Skip to Content, Navigation, or Footer.

ASU Police Department battles with uncertain effects of budget cuts

As state school funding suffers major cuts, the ASU Police Department is making strategies on a tight budget to maximize the police force and ensure the safety of students.

The ASU Police Department headquarters is seen in Tempe on Tuesday, Sept. 30, 2014. The department is under criticism for acquiring 70 M-16 assault rifles through a Pentagon surplus program. (Photo by Ben Moffat)
The ASU Police Department headquarters is seen in Tempe on Tuesday, Sept. 30, 2014. The department is under criticism for acquiring 70 M-16 assault rifles through a Pentagon surplus program. (Photo by Ben Moffat)

Understaffed and already on a tight budget, the ASU Police Department is bracing itself for state budget cuts to come in the next year.

The state Legislature cut university funding by $99 million for the 2016 fiscal year, and ASU is already working on strategies to work with the reduction in funds.

ASU Chief of Police Michael Thompson said the police department was told the funding reductions should not affect the money allocated to campus security, but he added that they are still waiting to see “how everything turns out” as far as the budget is concerned.

ASUPD is on a tight budget as it is, and the school has struggled with criticism in the past for being understaffed in its security department for a school of its size.

“It’s always tight,” Thompson said. “We’re efficient with our money, and we spend it wisely, but it all has to do with budgeting.”

Thompson said while ASUPD may be understaffed, it has also been misrepresented by the media.

Common policy for college campus security typically involves having one security officer for every 1,000 students, Thompson said, and ASU has a large population of online students who are in no need of ASU police protection.

ASU is working on expanding its police force, as well as making an effort to retain the officers already employed.

“We hired 15 new police officers this year,” Thompson said. “We are looking at different salary strategies to see what would be the best way to retain some (of the current) employees.”

These strategies will be key in maintaining the size of ASU’s police force because it lost employees in the past.

“I wouldn’t say it’s a horrible problem, but we do have some attrition," he said. "We have some people transferring to different agencies, but not more than normal."

Thompson said losing officers was not always due to issues of salary but often a result of their desire to seize different opportunities.

Police Aid Richard Bailey also said ASUPD has suffered with issues regarding the size of its police force.

“We’ve had a surge for a period of time where we had to fill slots because we just didn’t have enough manpower," Bailey said. "We’ve been undermanned for years. We’ve increased our number of students in ASU tremendously, but they haven’t increased the police department to match it. That’s a problem.
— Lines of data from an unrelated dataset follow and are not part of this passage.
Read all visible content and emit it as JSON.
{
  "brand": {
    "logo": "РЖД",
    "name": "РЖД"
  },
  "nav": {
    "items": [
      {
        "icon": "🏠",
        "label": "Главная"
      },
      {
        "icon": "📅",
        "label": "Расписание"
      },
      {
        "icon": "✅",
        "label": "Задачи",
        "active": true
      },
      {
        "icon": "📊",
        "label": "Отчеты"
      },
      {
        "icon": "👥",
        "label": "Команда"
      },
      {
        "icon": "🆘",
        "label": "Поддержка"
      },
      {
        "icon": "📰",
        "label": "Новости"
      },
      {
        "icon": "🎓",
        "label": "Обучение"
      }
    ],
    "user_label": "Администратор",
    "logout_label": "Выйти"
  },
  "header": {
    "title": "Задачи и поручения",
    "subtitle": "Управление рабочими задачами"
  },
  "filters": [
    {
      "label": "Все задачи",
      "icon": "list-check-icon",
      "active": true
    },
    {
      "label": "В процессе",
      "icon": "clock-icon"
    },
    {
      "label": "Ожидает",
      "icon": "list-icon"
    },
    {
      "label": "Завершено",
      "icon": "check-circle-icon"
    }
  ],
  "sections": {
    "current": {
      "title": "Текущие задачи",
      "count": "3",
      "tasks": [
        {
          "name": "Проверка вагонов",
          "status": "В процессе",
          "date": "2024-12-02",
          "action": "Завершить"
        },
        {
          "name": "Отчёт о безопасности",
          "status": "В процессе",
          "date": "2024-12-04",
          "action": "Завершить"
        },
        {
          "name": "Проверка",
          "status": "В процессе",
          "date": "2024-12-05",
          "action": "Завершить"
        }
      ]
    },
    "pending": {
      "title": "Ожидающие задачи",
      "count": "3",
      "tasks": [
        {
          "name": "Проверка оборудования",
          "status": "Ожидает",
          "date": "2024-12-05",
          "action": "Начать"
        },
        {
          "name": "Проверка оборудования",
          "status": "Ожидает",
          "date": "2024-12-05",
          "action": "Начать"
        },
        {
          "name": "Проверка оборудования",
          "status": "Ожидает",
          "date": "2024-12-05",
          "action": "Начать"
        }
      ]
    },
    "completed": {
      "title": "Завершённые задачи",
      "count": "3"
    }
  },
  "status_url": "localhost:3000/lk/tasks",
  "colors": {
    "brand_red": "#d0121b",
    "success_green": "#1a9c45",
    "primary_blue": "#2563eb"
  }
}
There will be days when we only have three officers to take care of this campus here in Tempe.”

Bailey said officers leave for different reasons, but a primary reason is that police departments in cities like Chandler, Tempe and Peoria are able to offer them better paying positions.
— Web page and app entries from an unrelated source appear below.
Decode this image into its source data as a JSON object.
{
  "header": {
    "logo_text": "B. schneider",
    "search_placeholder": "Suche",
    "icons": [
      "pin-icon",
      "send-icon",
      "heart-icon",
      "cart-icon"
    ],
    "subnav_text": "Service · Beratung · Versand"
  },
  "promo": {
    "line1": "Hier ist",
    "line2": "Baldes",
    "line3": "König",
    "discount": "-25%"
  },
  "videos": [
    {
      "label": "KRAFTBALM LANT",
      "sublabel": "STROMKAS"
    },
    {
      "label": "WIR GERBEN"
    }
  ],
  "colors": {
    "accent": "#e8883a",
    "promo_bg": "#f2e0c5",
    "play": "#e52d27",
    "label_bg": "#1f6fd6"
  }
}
“Our officers don’t make as much money as any of the cities surrounding us,” Bailey said. “Because of the rollbacks in periods of financial setbacks, we had to let people go.”

Despite difficulties with funding, Bailey said he has complete faith in Thompson’s management.

“If he can get the funding to do what he wants to do, he could develop this police force, which handles all four campuses, into a force that we would be proud of,” Bailey said. “(He) is doing everything he can to correct the problems in the workforce. He’s a very smart man and he’s going to do a great job for ASUPD.”

Increasing the size of its staff is not the only method for preserving the safety of ASU’s students the police department has implemented.

Recently, ASU launched the Livesafe mobile app, which allows students to be in direct contact with the police force, as well as utilize tools like SafeWalk, which allows friends or family to monitor each other’s step-by-step progress when walking alone.

However, students like civil engineering senior Ashley Archambault are still concerned about the size of ASU’s police force and hopeful that it will continue to expand.

“If officers are being recruited to other places that are paying higher, we need to be allocating more money to that,” Archambault said. “It’s such a big campus. As a woman, I would feel safer knowing there was more personnel.”

Reach the reporter at or follow @isabella_m_cast on Twitter.

Like The State Press on Facebook and follow @statepress on Twitter.

Continue supporting student journalism and donate to The State Press today.

Subscribe to Pressing Matters



This website uses cookies to make your experience better and easier. By using this website you consent to our use of cookies. For more information, please see our Cookie Policy.